╔══

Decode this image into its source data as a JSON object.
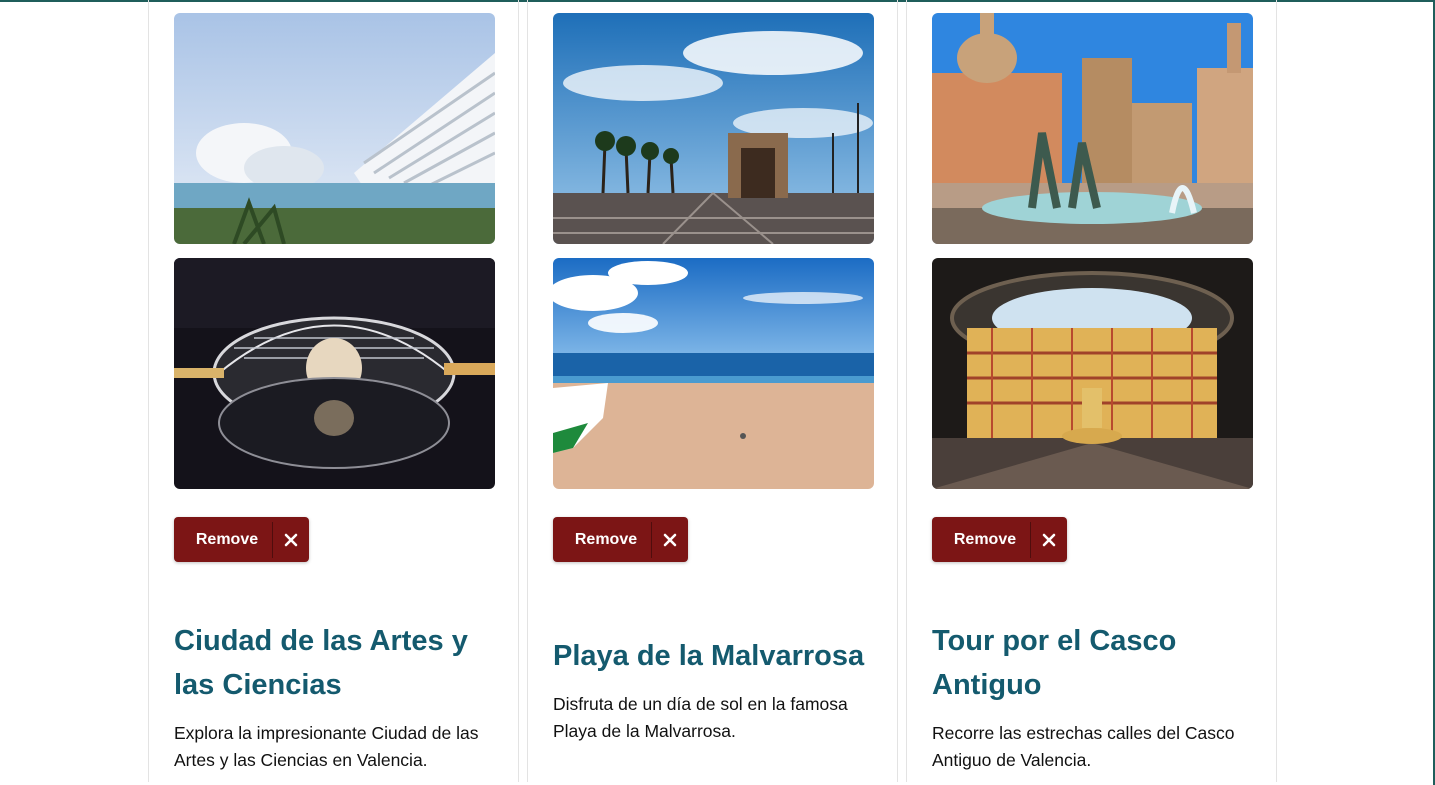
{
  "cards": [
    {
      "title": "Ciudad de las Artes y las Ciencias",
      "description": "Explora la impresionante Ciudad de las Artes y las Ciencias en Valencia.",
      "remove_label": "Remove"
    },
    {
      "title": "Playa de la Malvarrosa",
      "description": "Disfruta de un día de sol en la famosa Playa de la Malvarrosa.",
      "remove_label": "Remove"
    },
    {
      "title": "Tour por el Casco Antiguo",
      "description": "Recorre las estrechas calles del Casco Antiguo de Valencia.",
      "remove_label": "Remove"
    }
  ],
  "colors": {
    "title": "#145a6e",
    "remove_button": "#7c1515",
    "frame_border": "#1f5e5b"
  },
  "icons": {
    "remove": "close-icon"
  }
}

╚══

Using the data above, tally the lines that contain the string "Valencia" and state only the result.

_Solution to this problem_: 2